According to a new report published by The Korea Herald earlier today, South Korea’s Electronics and Telecommunications Research Institute (ETRI) just announced that its joint efforts with Hanwha Techwin led to the development of transparent electrodes for OLED (organic light-emitting diode) displays made from graphene, as a substitute to more conventional indium tin oxide (ITO) widely used in manufacturing today’s transparent electrodes for OLED panels. This is the first time researchers have managed to apply graphene to an OLED panel, and according to the head of ETRI’s research team, Cho Nam-sung, the technology should help improve South Korea’s OLED panel technology and push local OLED panel manufacturers ahead of the rising competition from China.
Indium tin oxide has been used to create transparent electrodes in OLED panels for years, but as new concepts such as flexible displays began increasing in popularity, manufacturers have been forced to look for ITO substitutes and have generally found them in plastic materials.

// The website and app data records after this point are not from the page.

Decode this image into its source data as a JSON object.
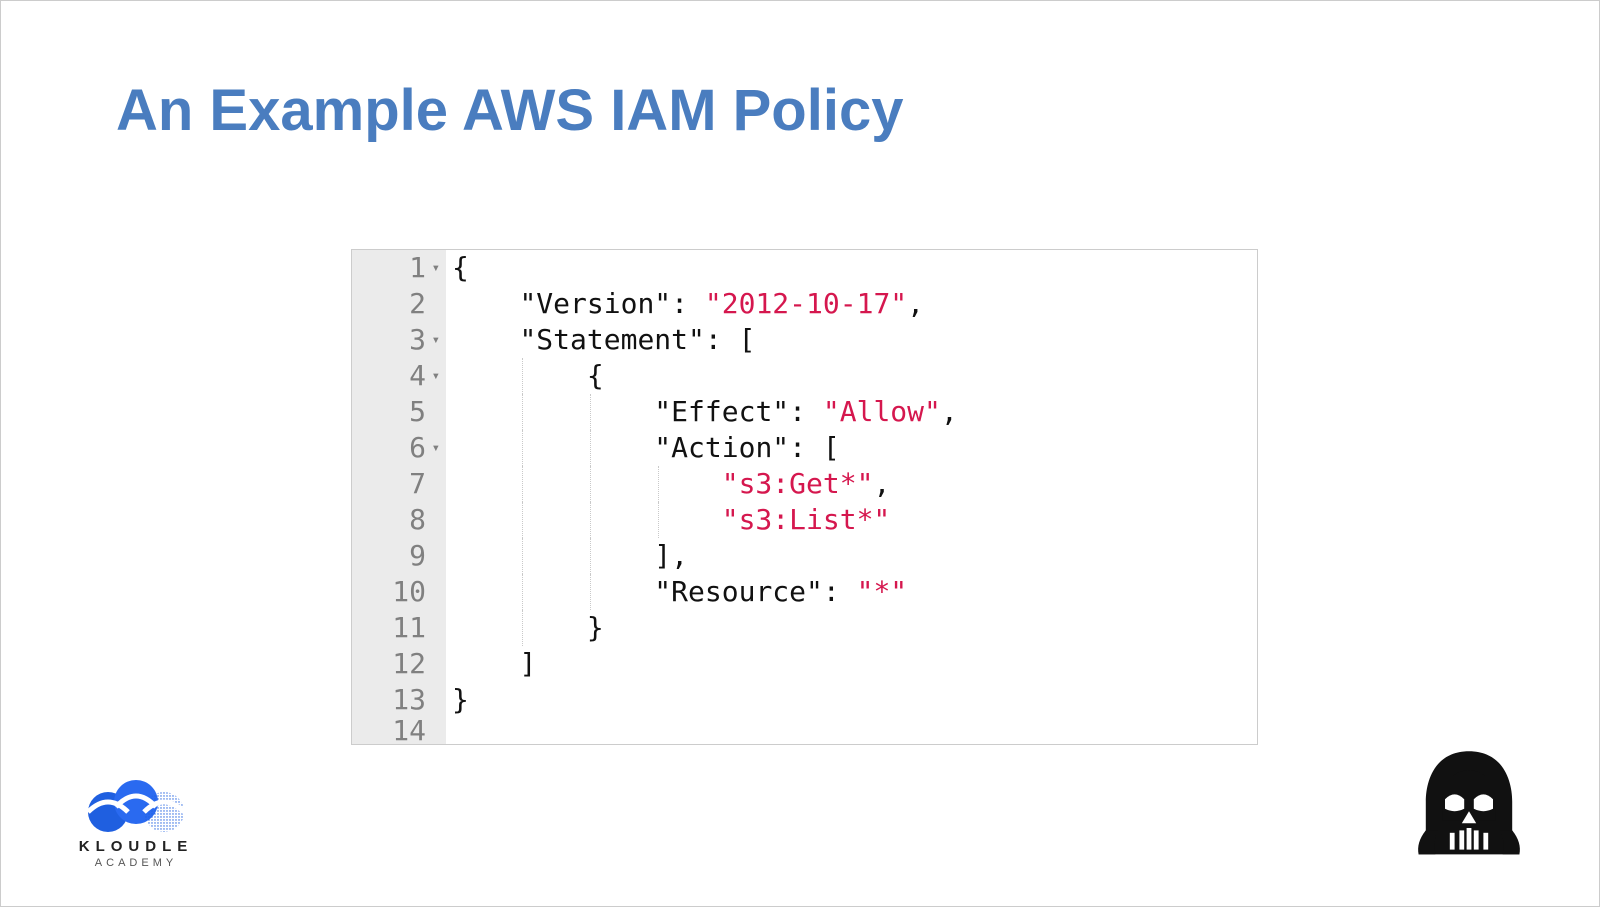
{
  "title": "An Example AWS IAM Policy",
  "code": {
    "lines": [
      {
        "num": "1",
        "fold": true,
        "indent": 0,
        "guides": [],
        "tokens": [
          {
            "t": "{",
            "c": "punct"
          }
        ]
      },
      {
        "num": "2",
        "fold": false,
        "indent": 1,
        "guides": [],
        "tokens": [
          {
            "t": "\"Version\"",
            "c": "key"
          },
          {
            "t": ": ",
            "c": "punct"
          },
          {
            "t": "\"2012-10-17\"",
            "c": "str"
          },
          {
            "t": ",",
            "c": "punct"
          }
        ]
      },
      {
        "num": "3",
        "fold": true,
        "indent": 1,
        "guides": [],
        "tokens": [
          {
            "t": "\"Statement\"",
            "c": "key"
          },
          {
            "t": ": [",
            "c": "punct"
          }
        ]
      },
      {
        "num": "4",
        "fold": true,
        "indent": 2,
        "guides": [
          "g1"
        ],
        "tokens": [
          {
            "t": "{",
            "c": "punct"
          }
        ]
      },
      {
        "num": "5",
        "fold": false,
        "indent": 3,
        "guides": [
          "g1",
          "g2"
        ],
        "tokens": [
          {
            "t": "\"Effect\"",
            "c": "key"
          },
          {
            "t": ": ",
            "c": "punct"
          },
          {
            "t": "\"Allow\"",
            "c": "str"
          },
          {
            "t": ",",
            "c": "punct"
          }
        ]
      },
      {
        "num": "6",
        "fold": true,
        "indent": 3,
        "guides": [
          "g1",
          "g2"
        ],
        "tokens": [
          {
            "t": "\"Action\"",
            "c": "key"
          },
          {
            "t": ": [",
            "c": "punct"
          }
        ]
      },
      {
        "num": "7",
        "fold": false,
        "indent": 4,
        "guides": [
          "g1",
          "g2",
          "g3"
        ],
        "tokens": [
          {
            "t": "\"s3:Get*\"",
            "c": "str"
          },
          {
            "t": ",",
            "c": "punct"
          }
        ]
      },
      {
        "num": "8",
        "fold": false,
        "indent": 4,
        "guides": [
          "g1",
          "g2",
          "g3"
        ],
        "tokens": [
          {
            "t": "\"s3:List*\"",
            "c": "str"
          }
        ]
      },
      {
        "num": "9",
        "fold": false,
        "indent": 3,
        "guides": [
          "g1",
          "g2"
        ],
        "tokens": [
          {
            "t": "],",
            "c": "punct"
          }
        ]
      },
      {
        "num": "10",
        "fold": false,
        "indent": 3,
        "guides": [
          "g1",
          "g2"
        ],
        "tokens": [
          {
            "t": "\"Resource\"",
            "c": "key"
          },
          {
            "t": ": ",
            "c": "punct"
          },
          {
            "t": "\"*\"",
            "c": "str"
          }
        ]
      },
      {
        "num": "11",
        "fold": false,
        "indent": 2,
        "guides": [
          "g1"
        ],
        "tokens": [
          {
            "t": "}",
            "c": "punct"
          }
        ]
      },
      {
        "num": "12",
        "fold": false,
        "indent": 1,
        "guides": [],
        "tokens": [
          {
            "t": "]",
            "c": "punct"
          }
        ]
      },
      {
        "num": "13",
        "fold": false,
        "indent": 0,
        "guides": [],
        "tokens": [
          {
            "t": "}",
            "c": "punct"
          }
        ]
      },
      {
        "num": "14",
        "fold": false,
        "indent": 0,
        "guides": [],
        "tokens": [],
        "partial": true
      }
    ]
  },
  "brand": {
    "name": "KLOUDLE",
    "sub": "ACADEMY"
  },
  "icons": {
    "vader": "darth-vader-icon",
    "fold": "▾"
  }
}
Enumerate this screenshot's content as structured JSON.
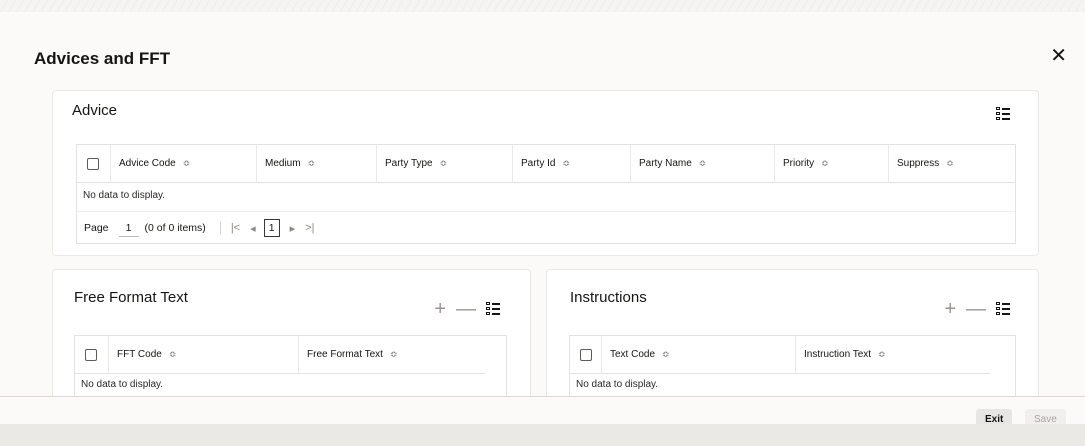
{
  "dialog": {
    "title": "Advices and FFT"
  },
  "advice": {
    "title": "Advice",
    "columns": [
      "Advice Code",
      "Medium",
      "Party Type",
      "Party Id",
      "Party Name",
      "Priority",
      "Suppress"
    ],
    "empty_text": "No data to display.",
    "pager": {
      "label": "Page",
      "page": "1",
      "items": "(0 of 0 items)",
      "current": "1"
    }
  },
  "fft": {
    "title": "Free Format Text",
    "columns": [
      "FFT Code",
      "Free Format Text"
    ],
    "empty_text": "No data to display."
  },
  "instructions": {
    "title": "Instructions",
    "columns": [
      "Text Code",
      "Instruction Text"
    ],
    "empty_text": "No data to display."
  },
  "footer": {
    "exit_label": "Exit",
    "save_label": "Save"
  },
  "icons": {
    "close": "close-icon",
    "add": "plus-icon",
    "remove": "minus-icon",
    "columns": "column-chooser-icon",
    "sort": "sort-icon",
    "first": "first-page-icon",
    "prev": "prev-page-icon",
    "next": "next-page-icon",
    "last": "last-page-icon"
  }
}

However, South Korea’s ETRI and Hanwha Techwin are now the first to apply graphene to OLED panels as an ITO alternative. One of the downsides of ITO is that the material is extremely fragile, making it more difficult to work with when crafting flexible displays. In contrast, graphene is an impressive atomic scale two-dimensional hexagonal lattice that is currently considered to be the thinnest, most flexible, and most electricity and heat-conducting material. Having said that, graphene seems to be a great material for creating transparent electrodes for OLED displays, and researchers have been working on ways to utilize graphene in OLED display manufacturing for a while now. ETRI and Hanwha’s researchers are the first to achieve this goal, as the team managed to use graphene electrodes with a thickness of fewer than 5 nanometers on the world’s largest OLED panel, measuring 370 x 470mm.
In related news, LG Display recently stated that many companies are making similar efforts in order to develop foldable displays without relying on ITO electrodes and instead applying substitute materials such as plastics. The Seoul-based panel maker added that if graphene electrode technology is commercialized in the near future, it would significantly help the display industry manufacture foldable panels on a massive scale. LG Display has been developing foldable and ‘rollable’ OLED displays for a few years now, and some of these products have been showcased on numerous occasions during electronics trade shows over the years, but the company has yet to debut such a creation on a commercial level.